Consult our turbo search engine for our wide range of turbochargers and their components

Do you know how to keep your racing turbo in full swing?

Take a look at these 6 turbo tips that Turbo3 specialists offer you


When starting your racing car from cold, do not immediately accelerate the engine from idle. Wait 5-10 seconds for engine oil to reach the turbocharger.


Never run the engine at full power until the engine oil has completely warmed up. When the lubricant is cold, it remains thick and sticky and cannot lubricate the turbocharger effectively until it is heated and diluted. And so you can end up damaging the engine and your career.


Old and used oil cannot protect the turbocharger properly. Therefore, do not extend the oil change interval beyond that recommended by the vehicle manufacturer and more in full competition where you ask for the maximum effort in the race in a very short time


Poor quality oil cannot adequately protect the turbocharger. Therefore, always use oil not only of the correct viscosity but also with the correct API quality specification (details are indicated in the vehicle manual and also on the sides of the cans).
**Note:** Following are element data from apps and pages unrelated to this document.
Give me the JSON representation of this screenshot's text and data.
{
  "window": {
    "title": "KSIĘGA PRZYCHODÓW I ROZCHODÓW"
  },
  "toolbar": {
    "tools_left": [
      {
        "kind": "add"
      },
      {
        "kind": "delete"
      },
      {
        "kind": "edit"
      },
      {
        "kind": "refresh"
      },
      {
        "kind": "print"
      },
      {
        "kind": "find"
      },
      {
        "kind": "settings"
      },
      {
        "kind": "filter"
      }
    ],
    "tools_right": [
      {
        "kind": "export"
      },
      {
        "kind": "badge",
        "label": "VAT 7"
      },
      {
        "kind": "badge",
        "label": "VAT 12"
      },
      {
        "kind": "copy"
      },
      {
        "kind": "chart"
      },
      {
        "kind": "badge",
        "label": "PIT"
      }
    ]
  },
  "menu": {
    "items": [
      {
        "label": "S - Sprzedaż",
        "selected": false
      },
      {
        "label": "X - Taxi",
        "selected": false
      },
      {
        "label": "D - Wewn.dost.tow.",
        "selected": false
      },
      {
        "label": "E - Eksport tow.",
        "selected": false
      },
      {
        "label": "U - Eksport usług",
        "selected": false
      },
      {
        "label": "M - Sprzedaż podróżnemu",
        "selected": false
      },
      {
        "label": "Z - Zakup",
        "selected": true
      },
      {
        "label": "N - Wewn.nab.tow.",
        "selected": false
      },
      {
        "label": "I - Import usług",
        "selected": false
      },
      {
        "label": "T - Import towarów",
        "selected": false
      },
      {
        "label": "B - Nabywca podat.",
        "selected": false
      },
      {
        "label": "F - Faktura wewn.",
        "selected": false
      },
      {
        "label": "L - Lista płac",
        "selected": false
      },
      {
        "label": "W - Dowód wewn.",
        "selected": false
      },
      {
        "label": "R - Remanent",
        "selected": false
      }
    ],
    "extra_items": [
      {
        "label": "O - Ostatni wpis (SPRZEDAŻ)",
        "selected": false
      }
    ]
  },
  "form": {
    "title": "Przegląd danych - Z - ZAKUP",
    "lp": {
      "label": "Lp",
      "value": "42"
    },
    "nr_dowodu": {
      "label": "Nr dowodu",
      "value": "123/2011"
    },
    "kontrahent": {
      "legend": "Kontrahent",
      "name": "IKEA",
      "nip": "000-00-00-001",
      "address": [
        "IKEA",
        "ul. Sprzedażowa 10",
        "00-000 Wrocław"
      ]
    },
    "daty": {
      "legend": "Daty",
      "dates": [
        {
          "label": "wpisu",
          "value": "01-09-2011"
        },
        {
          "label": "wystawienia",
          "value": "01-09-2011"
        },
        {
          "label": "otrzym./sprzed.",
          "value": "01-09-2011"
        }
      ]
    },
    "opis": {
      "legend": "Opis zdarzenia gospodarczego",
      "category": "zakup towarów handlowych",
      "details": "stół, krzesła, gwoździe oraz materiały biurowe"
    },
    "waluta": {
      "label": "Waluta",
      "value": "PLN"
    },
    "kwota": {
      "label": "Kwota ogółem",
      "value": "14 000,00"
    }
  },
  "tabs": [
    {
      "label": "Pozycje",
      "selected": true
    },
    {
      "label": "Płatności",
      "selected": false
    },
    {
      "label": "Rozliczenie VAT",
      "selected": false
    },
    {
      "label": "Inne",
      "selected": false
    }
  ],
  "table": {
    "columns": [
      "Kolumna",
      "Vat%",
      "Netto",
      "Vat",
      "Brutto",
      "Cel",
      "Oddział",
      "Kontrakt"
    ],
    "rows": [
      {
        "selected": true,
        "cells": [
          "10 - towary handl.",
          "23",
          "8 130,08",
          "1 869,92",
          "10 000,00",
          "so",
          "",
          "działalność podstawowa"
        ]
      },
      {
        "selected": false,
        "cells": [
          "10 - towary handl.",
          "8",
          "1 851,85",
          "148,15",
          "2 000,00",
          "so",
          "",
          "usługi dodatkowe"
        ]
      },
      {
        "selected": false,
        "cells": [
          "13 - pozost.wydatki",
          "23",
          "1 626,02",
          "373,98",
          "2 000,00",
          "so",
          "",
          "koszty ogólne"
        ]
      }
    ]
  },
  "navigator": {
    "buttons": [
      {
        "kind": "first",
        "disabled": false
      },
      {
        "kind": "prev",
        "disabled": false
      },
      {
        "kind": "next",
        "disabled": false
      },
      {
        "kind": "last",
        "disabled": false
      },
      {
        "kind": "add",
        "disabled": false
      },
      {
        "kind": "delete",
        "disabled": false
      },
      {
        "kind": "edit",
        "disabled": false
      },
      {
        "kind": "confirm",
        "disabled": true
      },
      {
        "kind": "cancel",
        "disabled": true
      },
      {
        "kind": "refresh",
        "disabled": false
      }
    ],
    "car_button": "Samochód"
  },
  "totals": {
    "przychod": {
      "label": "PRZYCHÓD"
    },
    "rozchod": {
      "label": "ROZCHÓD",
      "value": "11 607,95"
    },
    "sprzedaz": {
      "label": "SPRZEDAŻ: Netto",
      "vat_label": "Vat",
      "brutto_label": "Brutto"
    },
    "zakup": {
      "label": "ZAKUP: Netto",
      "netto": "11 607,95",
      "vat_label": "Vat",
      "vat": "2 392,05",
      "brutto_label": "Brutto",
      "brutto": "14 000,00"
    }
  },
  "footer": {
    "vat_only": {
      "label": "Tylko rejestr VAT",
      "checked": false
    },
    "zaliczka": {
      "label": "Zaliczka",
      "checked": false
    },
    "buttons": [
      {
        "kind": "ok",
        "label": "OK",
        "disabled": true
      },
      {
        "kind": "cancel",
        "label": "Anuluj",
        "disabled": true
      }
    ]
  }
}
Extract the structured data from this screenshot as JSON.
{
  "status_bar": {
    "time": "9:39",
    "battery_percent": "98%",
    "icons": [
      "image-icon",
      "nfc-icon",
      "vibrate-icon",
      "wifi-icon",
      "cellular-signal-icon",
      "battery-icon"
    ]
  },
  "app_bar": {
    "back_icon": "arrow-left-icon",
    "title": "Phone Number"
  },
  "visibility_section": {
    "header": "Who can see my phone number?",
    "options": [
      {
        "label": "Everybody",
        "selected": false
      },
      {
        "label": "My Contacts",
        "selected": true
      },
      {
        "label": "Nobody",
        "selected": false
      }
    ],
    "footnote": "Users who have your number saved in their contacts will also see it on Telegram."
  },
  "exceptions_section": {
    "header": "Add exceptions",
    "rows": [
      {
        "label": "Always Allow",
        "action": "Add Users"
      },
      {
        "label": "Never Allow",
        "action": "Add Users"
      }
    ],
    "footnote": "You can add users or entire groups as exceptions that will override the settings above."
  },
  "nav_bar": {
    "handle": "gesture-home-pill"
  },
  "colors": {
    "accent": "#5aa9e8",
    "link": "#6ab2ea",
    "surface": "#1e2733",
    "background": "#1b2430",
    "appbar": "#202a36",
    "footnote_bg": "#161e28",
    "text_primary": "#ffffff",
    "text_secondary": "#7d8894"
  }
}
A turbocharger works harder during sustained high speeds, especially in full competition. After a long competition, a turbocharger may be on in a deep orange-red color. If so, you should not shut down the engine immediately because it can cause serious damage, as the internal turbine will not have slowed down enough, and the extreme heat generated may not have a sufficient opportunity to dissipate. Always allow the engine to idle for at least 30 seconds, before turning off the ignition. If your race car is equipped with ‘stop-start’ technology, disable it in this case, in case it is switchable.


Never ‘press’ the accelerator, before turning off the ignition. This causes the turbocharger turbines to speed up, but when the ignition is cut, you starve the lubricating turbine that is still spinning. This can damage the bearings and substantially increases the risk of premature failure.